The Women's Health Symposium, held by Jean Hailes for Women's Health at the ANU on 22-23 October, successfully brought together a vast array of voices in the health sector. Researchers, clinicians, consumers, consumer advocates, policy makers and the wider community contributed practical ideas on how to implement the National Women's Health Strategy 2020-2030, which was launched by the Department of Health in April.
In preparation for the inaugural symposium, the Women's Health Policy Alliance was established by Jean Hailes to formally connect the sector. A series of five policy forums were held by the WHPA around Australia focusing on five priorities identified in the strategy, including healthy ageing and mental health.
"Launching the National Women's Health Strategy was an ambitious first step, and in a crowded policy environment our aim was to help ensure that the great intentions captured in a document like this turn into real action," says Jean Hailes CEO David Lloyd.
Minister for Health, the Hon Greg Hunt MP, says the symposium has helped pave the way for the roll out of the strategy next year.
"There's a lot to be done to address the health inequities experienced by women in Australia and this is the first step," says Minister Hunt. "The strategy will inform our approach to this for the next decade."
"Working parties will be established in the new year on the priorities identified at the symposium," he says.
"I'm grateful to Jean Hailes for their leadership in supporting this and helping bring together leaders in the sector for open and collaborative discussions."
Mr Lloyd says that the Women's Health Policy Alliance, and the symposium, are "a positive example of how passionate and knowledgeable experts in the sector can come together from all corners to improve health outcomes for all women and girls."
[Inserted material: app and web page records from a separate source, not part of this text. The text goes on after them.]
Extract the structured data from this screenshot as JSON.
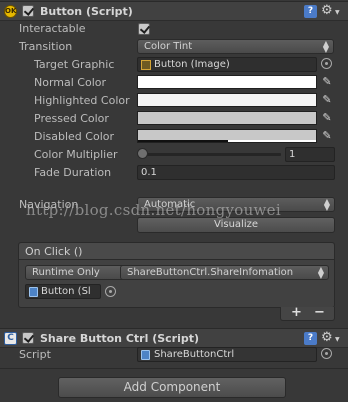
{
  "button_component": {
    "title": "Button (Script)",
    "enabled": true,
    "interactable_label": "Interactable",
    "interactable_checked": true,
    "transition_label": "Transition",
    "transition_value": "Color Tint",
    "target_graphic_label": "Target Graphic",
    "target_graphic_value": "Button (Image)",
    "normal_color_label": "Normal Color",
    "highlighted_color_label": "Highlighted Color",
    "pressed_color_label": "Pressed Color",
    "disabled_color_label": "Disabled Color",
    "colors": {
      "normal": "#ffffff",
      "highlighted": "#f5f5f5",
      "pressed": "#c8c8c8",
      "disabled": "#c8c8c8"
    },
    "color_multiplier_label": "Color Multiplier",
    "color_multiplier_value": "1",
    "fade_duration_label": "Fade Duration",
    "fade_duration_value": "0.1",
    "navigation_label": "Navigation",
    "navigation_value": "Automatic",
    "visualize_label": "Visualize"
  },
  "on_click": {
    "header": "On Click ()",
    "runtime_value": "Runtime Only",
    "function_value": "ShareButtonCtrl.ShareInfomation",
    "object_value": "Button (Sl",
    "add_label": "+",
    "remove_label": "−"
  },
  "share_component": {
    "title": "Share Button Ctrl (Script)",
    "enabled": true,
    "script_label": "Script",
    "script_value": "ShareButtonCtrl"
  },
  "add_component_label": "Add Component",
  "watermark": "http://blog.csdn.net/hongyouwei",
  "icons": {
    "ok_badge": "OK",
    "help_icon": "?",
    "gear_icon": "⚙"
  }
}
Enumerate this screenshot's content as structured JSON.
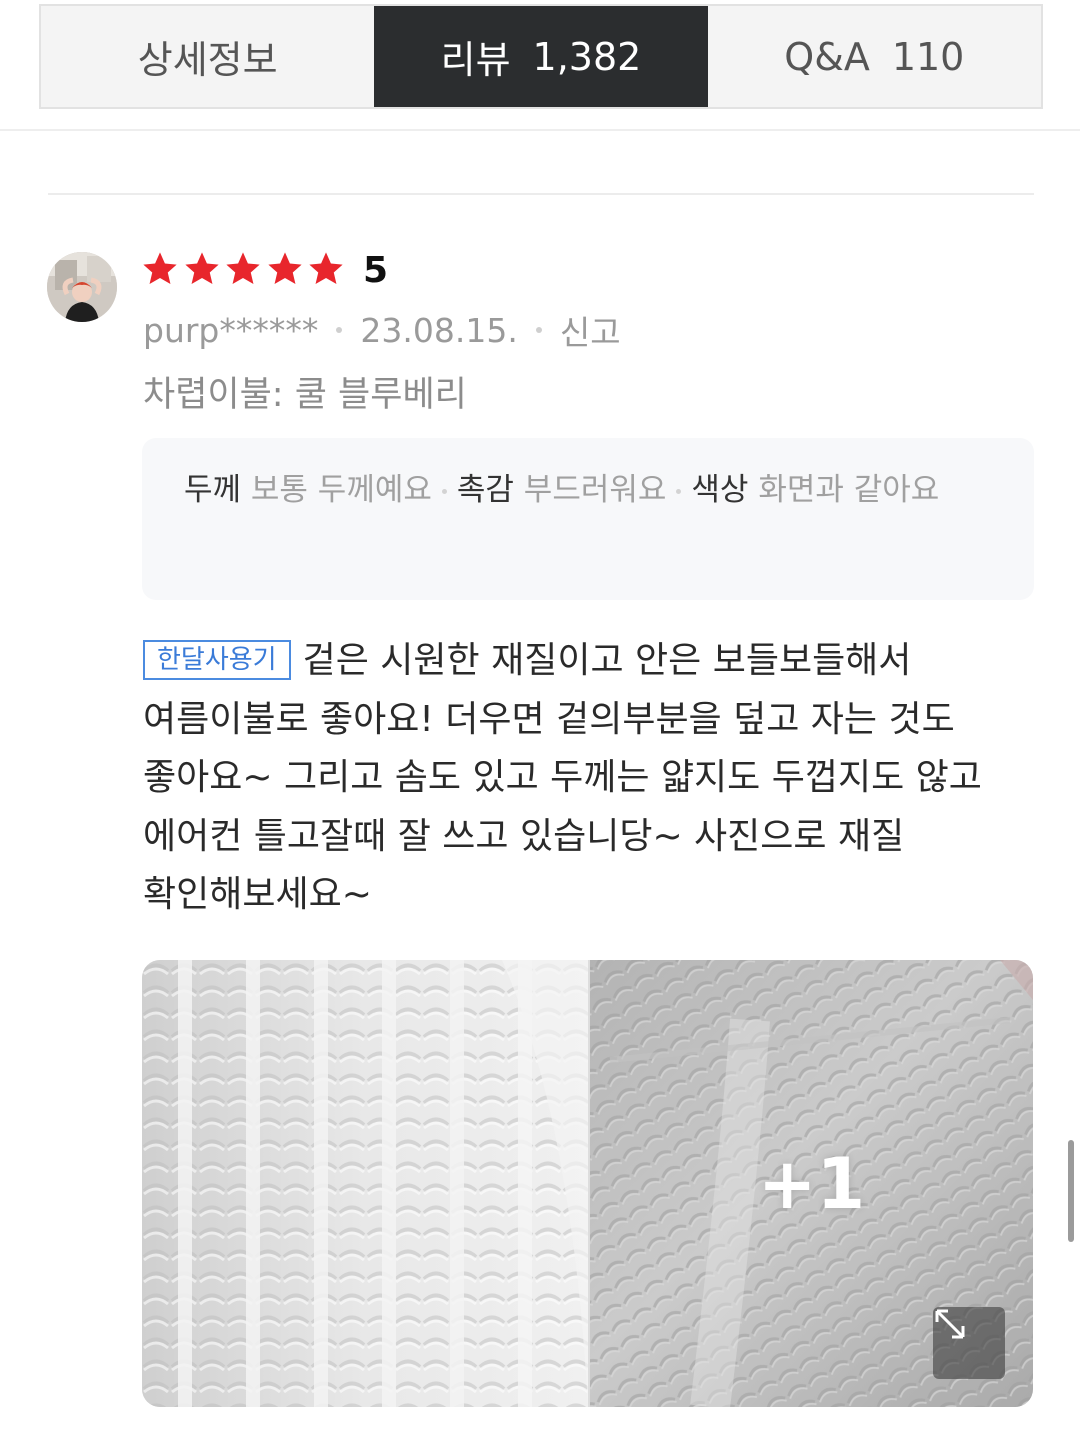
{
  "tabs": [
    {
      "label": "상세정보",
      "count": ""
    },
    {
      "label": "리뷰",
      "count": "1,382"
    },
    {
      "label": "Q&A",
      "count": "110"
    }
  ],
  "active_tab_index": 1,
  "review": {
    "rating": "5",
    "stars_filled": 5,
    "star_color": "#e8262c",
    "username": "purp******",
    "date": "23.08.15.",
    "report_label": "신고",
    "option": "차렵이불: 쿨 블루베리",
    "attributes": [
      {
        "key": "두께",
        "value": "보통 두께예요"
      },
      {
        "key": "촉감",
        "value": "부드러워요"
      },
      {
        "key": "색상",
        "value": "화면과 같아요"
      }
    ],
    "badge": "한달사용기",
    "badge_color": "#3a7bd8",
    "text": "겉은 시원한 재질이고 안은 보들보들해서 여름이불로 좋아요! 더우면 겉의부분을 덮고 자는 것도 좋아요~ 그리고 솜도 있고 두께는 얇지도 두껍지도 않고 에어컨 틀고잘때 잘 쓰고 있습니당~ 사진으로 재질 확인해보세요~",
    "more_photos": "+1"
  },
  "icons": {
    "star": "star-icon",
    "expand": "expand-icon"
  },
  "colors": {
    "active_tab_bg": "#2b2d2f",
    "tab_bg": "#f4f4f4"
  }
}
Read more on the outcomes of the symposium and watch the videos from the two-day event with presentations from leaders in the health sector.
Jean Hailes for Women's Health is a national not-for-profit organisation. We have a unique model, built on four pillars: education and knowledge exchange; clinical care; research; and policy. We aim to translate the latest scientific and medical evidence to help inspire positive change in women and girls by improving their physical health and wellbeing. Jean Hailes produces evidence-based information reviewed by clinicians. In 2016, Jean Hailes was officially recognised as the Federal Government's national digital gateway for women's health.
For more information on Jean Hailes or to interview David Lloyd, please contact Janelle Carrigan on 0409 939 920 or email firstname.lastname@example.org